1 Kaiser Family Foundation. The Uninsured: A Primer. Washington, DC: Kaiser Family Foundation; October 10, 2011. Accessed 06/15/12.

2 DeNavas-Walt, Carmen, Bernadette D. Proctor, and Jessica C. Smith, U.S. Census Bureau, Current Population Reports, P60-239, Income, Poverty, and Health Insurance Coverage in the United States: 2010, U.S. Government Printing Office, Washington, DC, 2011.



Adults Aged 18 and Older Without Health Insurance, by Age and Sex, 2010
Age Group Percent of Adults
Total Female Male
Source: National Committee for Quality Assurance. The State of Health Care Quality 2011. Washington, DC: NCQA, 2011. Accessed on 10/12/12.
18-24 Years 18.4 16.3 20.6
25-44 Years 27.2 25.4 29.0
45-64 Years 16.3 15.6 17.1
65 Years and Older 2.0 1.8 2.3
Health Insurance Coverage of Women Aged 18-64, by Marital Status and Type of Coverage,* 2010

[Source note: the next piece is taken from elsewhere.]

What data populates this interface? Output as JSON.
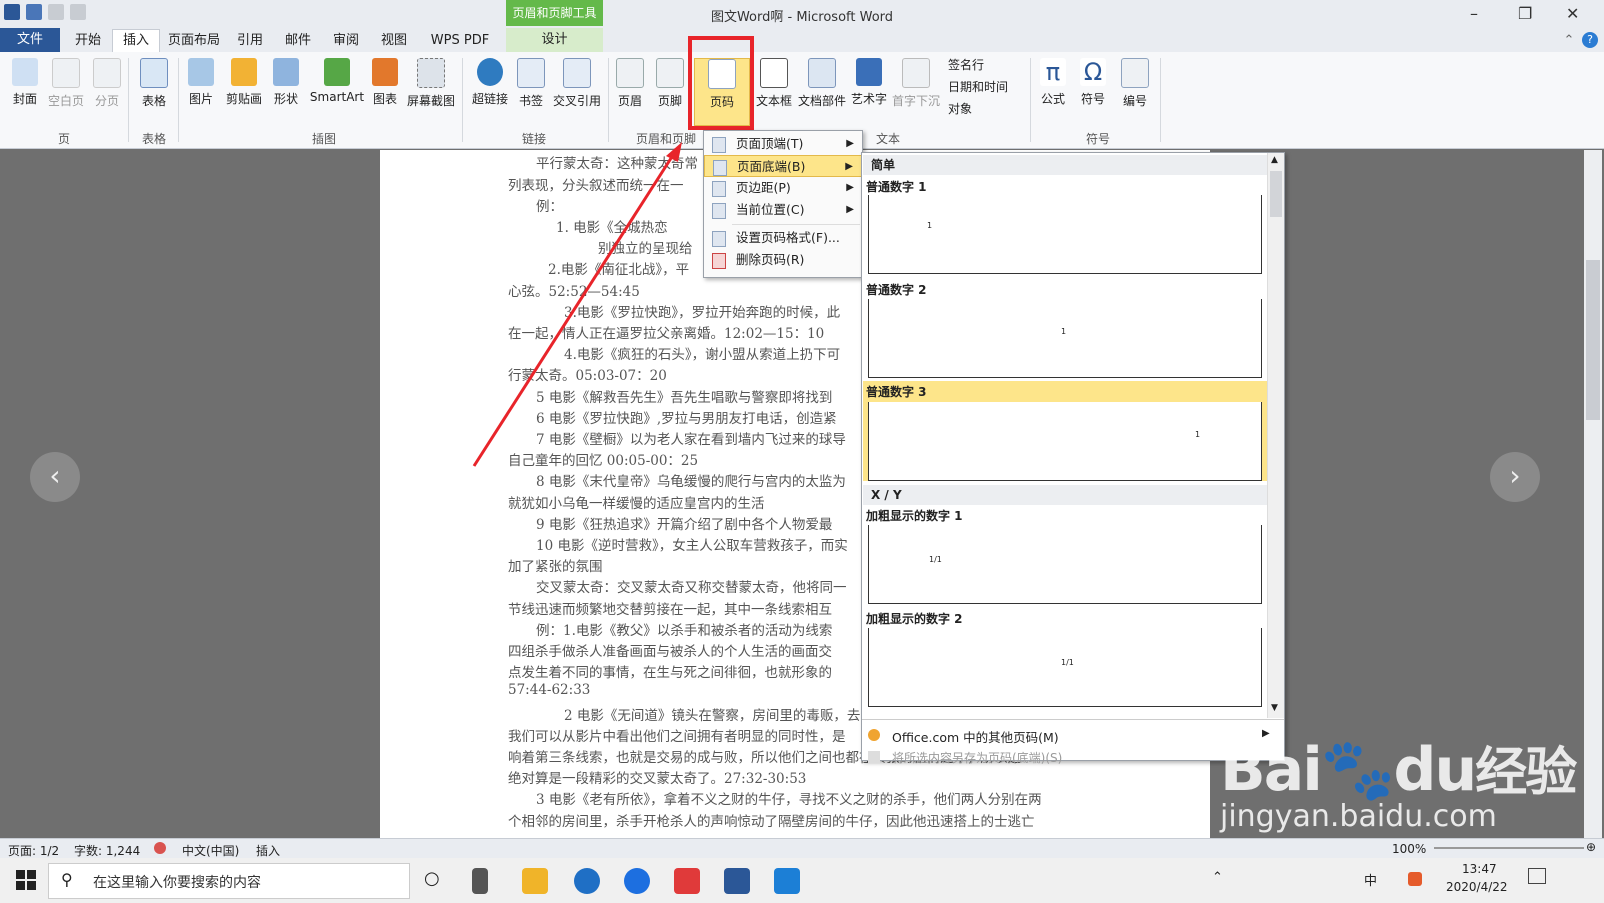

Marital Status Percent of Women
Private Public** Uninsured
*Percentages may add to more than 100 because it was possible to report more than one type of coverage.
**Includes Medicaid, Medicare, military health care, and state health plans. Source: National Committee for Quality Assurance. The State of Health Care Quality 2011. Washington, DC: NCQA, 2011. Accessed on 10/12/12.
Total 67.8 17.1 19.6
Married, Spouse Present 77.8 13.4 14.2
Married, Spouse absent 48.7 23.3 32.2
Widowed 53.0 25.9 25.3
Divorced 59 20 24.2
Separated 47.2 26.9 30.3
Never Married 57.7 20.3 25.3